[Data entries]
____

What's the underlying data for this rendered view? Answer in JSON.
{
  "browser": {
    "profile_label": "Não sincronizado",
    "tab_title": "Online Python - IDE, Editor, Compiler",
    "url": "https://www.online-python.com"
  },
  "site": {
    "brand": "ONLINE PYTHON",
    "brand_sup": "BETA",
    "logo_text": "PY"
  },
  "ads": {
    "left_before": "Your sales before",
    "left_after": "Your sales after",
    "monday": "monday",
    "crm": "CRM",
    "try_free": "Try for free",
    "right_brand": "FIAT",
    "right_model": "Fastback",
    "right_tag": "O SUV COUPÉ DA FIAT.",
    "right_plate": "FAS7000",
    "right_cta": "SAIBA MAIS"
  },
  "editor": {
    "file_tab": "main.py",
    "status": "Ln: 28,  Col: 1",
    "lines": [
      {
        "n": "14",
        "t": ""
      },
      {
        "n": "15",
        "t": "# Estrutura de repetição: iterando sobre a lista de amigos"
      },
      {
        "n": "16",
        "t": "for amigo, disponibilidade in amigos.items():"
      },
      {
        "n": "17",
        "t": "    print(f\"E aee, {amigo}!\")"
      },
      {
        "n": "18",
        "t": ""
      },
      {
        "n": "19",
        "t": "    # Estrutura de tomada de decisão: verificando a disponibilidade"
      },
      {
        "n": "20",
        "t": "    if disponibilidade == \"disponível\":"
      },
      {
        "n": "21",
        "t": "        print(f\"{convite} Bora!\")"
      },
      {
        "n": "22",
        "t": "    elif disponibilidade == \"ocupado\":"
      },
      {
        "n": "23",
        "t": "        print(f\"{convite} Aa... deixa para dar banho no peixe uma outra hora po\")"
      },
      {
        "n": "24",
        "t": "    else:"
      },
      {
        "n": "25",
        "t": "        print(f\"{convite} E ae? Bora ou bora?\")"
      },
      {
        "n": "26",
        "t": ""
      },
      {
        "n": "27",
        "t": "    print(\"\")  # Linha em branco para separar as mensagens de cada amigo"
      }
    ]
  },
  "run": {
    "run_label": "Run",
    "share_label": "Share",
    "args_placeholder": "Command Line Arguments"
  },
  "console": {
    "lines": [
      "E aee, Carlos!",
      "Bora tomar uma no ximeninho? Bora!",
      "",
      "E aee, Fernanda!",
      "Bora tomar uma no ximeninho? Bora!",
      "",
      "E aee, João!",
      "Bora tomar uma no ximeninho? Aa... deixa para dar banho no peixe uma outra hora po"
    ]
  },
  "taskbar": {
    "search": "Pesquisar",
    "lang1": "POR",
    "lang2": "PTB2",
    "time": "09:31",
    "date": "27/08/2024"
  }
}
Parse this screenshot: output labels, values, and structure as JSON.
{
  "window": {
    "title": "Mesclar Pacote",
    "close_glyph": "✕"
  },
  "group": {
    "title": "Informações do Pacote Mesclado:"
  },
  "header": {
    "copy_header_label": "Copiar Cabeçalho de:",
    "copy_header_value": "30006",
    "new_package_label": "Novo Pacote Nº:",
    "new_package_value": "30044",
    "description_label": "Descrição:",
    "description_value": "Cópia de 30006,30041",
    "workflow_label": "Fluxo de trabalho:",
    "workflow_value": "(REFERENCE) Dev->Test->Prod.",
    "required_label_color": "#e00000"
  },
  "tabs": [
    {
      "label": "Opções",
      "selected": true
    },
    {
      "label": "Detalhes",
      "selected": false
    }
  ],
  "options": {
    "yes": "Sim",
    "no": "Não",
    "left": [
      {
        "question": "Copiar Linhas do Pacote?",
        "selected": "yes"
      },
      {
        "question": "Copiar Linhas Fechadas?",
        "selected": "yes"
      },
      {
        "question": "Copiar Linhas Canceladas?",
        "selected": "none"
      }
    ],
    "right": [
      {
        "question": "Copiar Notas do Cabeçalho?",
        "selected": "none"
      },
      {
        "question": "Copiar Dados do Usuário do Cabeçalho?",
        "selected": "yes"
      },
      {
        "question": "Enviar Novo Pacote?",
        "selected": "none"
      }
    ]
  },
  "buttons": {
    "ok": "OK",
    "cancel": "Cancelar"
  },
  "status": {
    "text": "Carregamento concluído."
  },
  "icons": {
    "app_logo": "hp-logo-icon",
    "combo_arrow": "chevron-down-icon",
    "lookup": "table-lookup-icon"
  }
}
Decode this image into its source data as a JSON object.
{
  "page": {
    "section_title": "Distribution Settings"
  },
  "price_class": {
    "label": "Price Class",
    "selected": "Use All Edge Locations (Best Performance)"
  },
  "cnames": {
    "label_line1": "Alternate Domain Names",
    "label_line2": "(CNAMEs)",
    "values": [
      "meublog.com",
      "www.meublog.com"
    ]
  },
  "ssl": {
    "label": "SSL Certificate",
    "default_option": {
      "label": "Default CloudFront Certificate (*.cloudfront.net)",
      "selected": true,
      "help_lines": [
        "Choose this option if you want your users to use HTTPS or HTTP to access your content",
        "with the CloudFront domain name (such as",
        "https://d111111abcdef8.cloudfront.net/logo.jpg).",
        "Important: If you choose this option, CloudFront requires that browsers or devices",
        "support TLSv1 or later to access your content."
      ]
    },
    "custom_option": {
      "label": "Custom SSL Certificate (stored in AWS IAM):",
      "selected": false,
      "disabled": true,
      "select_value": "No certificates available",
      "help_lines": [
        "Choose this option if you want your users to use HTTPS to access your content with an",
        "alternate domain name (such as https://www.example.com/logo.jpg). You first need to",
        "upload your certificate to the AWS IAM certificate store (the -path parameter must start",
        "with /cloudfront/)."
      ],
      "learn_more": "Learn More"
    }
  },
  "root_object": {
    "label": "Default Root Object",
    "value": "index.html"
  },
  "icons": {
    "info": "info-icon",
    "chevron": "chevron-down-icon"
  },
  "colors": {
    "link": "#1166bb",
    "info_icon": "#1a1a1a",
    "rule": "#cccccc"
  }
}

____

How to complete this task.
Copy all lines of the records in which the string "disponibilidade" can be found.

Final answer.
        "t": "for amigo, disponibilidade in amigos.items():"
        "t": "    # Estrutura de tomada de decisão: verificando a disponibilidade"
        "t": "    if disponibilidade == \"disponível\":"
        "t": "    elif disponibilidade == \"ocupado\":"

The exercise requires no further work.